AmaBhungane’s work on exposing ‘state capture’ builds on its work that started in 2010, when it was associated with the Mail & Guardian newspaper, where it traced the business interests of President Jacob Zuma’s family.

AmaBhungane went on to report award-winning stories, including Zuma’s use of public funds on upgrading his private estate at Nkandla; corruption in the SA Revenue Service; exploring South Africa’s long and difficult history of land expropriation; and corporate crime that cost investors billions. This important work is being done in an environment where media organisations around the world are grappling with finding models to be financially sustainable and to support investigative journalism.  

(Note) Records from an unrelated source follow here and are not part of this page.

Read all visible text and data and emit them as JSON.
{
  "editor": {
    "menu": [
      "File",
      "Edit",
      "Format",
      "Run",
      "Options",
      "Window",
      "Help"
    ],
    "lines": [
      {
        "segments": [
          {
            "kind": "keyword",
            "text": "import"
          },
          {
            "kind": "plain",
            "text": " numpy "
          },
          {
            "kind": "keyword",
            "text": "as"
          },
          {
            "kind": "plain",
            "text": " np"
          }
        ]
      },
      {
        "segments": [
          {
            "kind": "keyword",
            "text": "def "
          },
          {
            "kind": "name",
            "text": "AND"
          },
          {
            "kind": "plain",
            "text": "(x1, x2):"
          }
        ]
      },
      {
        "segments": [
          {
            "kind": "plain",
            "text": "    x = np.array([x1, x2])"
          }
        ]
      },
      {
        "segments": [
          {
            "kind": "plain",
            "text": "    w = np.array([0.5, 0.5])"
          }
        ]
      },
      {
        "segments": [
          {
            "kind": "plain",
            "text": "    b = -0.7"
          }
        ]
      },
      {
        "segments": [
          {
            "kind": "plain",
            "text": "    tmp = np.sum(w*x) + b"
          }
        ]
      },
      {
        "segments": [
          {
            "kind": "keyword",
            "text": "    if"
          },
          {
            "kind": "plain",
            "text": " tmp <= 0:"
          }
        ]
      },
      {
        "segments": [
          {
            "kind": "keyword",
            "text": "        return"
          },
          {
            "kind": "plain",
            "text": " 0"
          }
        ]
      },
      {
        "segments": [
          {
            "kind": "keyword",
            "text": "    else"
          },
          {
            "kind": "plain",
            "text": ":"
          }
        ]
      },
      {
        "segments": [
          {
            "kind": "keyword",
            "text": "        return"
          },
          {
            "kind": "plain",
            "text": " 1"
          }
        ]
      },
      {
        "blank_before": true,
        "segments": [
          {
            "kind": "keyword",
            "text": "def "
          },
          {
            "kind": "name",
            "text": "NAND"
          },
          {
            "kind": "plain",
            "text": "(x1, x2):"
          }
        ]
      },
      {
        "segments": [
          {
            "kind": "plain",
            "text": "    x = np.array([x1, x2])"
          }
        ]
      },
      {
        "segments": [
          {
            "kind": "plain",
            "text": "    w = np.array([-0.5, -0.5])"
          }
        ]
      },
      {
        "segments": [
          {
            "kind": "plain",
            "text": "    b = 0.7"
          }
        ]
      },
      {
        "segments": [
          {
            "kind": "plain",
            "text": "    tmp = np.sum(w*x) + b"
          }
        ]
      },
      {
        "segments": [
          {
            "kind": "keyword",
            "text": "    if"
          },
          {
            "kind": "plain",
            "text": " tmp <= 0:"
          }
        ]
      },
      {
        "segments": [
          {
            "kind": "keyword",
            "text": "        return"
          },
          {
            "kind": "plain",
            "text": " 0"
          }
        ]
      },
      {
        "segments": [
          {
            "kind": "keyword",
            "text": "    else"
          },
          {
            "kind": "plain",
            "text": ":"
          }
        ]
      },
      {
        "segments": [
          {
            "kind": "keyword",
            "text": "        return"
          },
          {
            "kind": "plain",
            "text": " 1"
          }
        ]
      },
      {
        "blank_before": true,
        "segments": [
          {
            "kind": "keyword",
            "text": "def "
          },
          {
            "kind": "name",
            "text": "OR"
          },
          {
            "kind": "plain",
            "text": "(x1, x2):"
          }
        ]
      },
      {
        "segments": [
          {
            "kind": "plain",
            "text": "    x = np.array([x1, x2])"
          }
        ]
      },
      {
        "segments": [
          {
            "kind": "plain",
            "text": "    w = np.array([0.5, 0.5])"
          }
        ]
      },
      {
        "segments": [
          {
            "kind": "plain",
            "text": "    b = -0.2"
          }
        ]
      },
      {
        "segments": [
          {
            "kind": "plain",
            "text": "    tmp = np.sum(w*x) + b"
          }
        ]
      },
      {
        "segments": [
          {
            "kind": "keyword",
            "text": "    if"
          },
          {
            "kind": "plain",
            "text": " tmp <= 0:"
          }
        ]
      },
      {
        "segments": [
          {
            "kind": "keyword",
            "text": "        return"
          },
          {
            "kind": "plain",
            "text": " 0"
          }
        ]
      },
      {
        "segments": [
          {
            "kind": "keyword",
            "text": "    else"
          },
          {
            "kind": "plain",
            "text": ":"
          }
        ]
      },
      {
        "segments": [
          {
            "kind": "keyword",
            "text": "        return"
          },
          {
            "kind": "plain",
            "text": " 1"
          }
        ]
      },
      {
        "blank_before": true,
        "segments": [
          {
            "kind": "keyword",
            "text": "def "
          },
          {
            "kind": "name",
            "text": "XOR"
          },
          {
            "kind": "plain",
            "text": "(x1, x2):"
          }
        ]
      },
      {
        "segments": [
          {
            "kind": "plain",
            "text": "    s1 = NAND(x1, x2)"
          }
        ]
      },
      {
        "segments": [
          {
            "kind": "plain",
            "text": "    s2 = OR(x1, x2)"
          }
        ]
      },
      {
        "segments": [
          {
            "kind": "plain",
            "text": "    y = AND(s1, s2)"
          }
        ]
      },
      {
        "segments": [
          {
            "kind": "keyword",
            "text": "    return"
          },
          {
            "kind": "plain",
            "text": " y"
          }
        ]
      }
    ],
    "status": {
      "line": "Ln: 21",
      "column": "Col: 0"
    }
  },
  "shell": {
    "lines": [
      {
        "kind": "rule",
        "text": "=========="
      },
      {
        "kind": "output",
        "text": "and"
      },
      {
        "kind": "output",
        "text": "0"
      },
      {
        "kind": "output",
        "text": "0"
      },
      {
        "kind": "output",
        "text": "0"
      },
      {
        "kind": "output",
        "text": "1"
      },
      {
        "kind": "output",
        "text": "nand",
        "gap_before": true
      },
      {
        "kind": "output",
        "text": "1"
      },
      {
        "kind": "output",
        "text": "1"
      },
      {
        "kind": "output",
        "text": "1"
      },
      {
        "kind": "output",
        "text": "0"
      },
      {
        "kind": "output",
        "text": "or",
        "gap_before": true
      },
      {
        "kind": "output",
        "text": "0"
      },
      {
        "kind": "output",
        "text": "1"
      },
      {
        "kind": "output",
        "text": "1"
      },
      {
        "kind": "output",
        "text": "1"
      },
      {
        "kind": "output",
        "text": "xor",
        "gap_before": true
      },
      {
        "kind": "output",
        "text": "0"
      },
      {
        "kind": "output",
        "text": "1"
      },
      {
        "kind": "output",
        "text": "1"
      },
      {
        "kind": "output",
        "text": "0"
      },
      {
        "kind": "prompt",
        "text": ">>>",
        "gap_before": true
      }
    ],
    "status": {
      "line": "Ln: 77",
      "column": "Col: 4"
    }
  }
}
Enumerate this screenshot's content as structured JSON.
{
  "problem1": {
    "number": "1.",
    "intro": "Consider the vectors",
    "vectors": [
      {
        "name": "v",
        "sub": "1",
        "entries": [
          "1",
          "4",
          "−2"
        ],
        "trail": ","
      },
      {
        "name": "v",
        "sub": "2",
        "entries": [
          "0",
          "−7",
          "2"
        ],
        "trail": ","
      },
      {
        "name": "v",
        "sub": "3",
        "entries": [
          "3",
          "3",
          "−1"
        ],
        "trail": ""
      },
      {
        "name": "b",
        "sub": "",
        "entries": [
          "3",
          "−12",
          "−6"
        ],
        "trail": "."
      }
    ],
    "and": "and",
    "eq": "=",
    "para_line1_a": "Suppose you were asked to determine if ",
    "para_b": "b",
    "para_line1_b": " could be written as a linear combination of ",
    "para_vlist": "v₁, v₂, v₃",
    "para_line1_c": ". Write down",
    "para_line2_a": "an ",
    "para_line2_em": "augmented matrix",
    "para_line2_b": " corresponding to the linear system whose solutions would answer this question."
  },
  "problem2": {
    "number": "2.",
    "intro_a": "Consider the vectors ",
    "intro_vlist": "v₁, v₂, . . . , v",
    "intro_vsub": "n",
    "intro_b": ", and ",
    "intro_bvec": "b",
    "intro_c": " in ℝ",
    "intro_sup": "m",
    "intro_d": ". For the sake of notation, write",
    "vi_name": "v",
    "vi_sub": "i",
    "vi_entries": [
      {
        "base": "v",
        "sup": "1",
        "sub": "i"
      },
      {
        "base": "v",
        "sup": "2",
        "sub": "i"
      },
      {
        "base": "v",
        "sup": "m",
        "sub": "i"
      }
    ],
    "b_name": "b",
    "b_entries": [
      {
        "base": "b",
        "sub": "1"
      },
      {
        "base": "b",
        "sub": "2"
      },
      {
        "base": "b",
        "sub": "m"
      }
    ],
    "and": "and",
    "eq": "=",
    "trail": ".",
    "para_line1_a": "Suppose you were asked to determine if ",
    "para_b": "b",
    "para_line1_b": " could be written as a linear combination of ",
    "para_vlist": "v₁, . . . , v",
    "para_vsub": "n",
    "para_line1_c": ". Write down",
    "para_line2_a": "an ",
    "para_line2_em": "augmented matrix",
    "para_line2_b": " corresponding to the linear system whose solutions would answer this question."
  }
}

To address this challenge, amaBhungane has pioneered a new way of doing investigative journalism in the South African context using a non-profit model and building a strong base of crowdfunding ‘amaB supporters’. As they see it, “in a purely commercial environment, investigative journalism often struggles to compete with instantly gratifying, fast-food journalism - the kind that sells papers today but wraps fish tomorrow.”

Even with promising progress in their new model for sustainability, many external pressures remain that challenge journalists’ ability to do their work. Luminate’s grant of $215,000 over two years will go towards helping to alleviate some of this pressure as amaBhungane continues to play a broader role in fighting for media freedom and accountability.

Media Monitoring Africa - promoting a responsible, quality media

It is clear that South Africa sits at a critical juncture. Its democracy will either be irrevocably weakened by the events of the past ten years, or citizens and groups will continue to rally to strengthen necessary institutions and secure a vibrant democracy. To the extent that independent media remains a bulwark, it is important to support efforts to maintain a strong media eco-system in South Africa.

Yet, the media ecosystem in South Africa continues to face significant challenges. In addition to facing the same challenges as global media organisations in the digital age, (digital disruption, loss of advertising revenue, closing civic space etc.), South Africa also has incoherent communication policies, has made little to no progress on its digital plan, and has a media sector dominated by a small number of powerful, sometimes politically-connected, companies. There have been four Ministers of Communication in a period of just 12 months and the Department of Communications was confusingly split into two in 2015, creating a web of overlapping, but incomplete, policies and unclear responsibilities. The ICT Policy Review process, which started three years ago and aims to examine the policy frameworks that apply to telecommunications, broadcasting, and the e-commerce space is still not near completion.  

As a result of these various challenges, the problems of data privacy and misinformation in digital spaces are growing, and trust in the media as an institution is decreasing. In parallel, South Africa has experienced a growing trend of securitisation of the state, which resulted in state security agencies playing a more active and expanded role in attempting to silence critics of the government and to control public dialogue. Luminate is, therefore, also announcing a $330,000 grant over two years to Media Monitoring Africa (MMA), which aims to address some of these issues and create a responsible, quality media that enables an engaged and informed citizenry in Africa and the world. MMA provides the necessary vigilance on policymaking that has potential to affect media and civic freedoms, and to solidify these open and progressive principles in legislation and in the courts.   

MMA uses a human-rights based approach to conduct monitoring and research, engage with regulators and industry stakeholders, equip the public with critical digital and media literacy skills, ensure participation in policy matters and conduct strategic litigation when media freedoms are threatened. MMA stands out as one of the only organisations that has consistently made clear and coherent policy submissions since the end of the apartheid and the beginning of democracy in South Africa. 

The need for MMA’s work has never been more acute in the context of a media sector in crisis, and we are proud to support their efforts.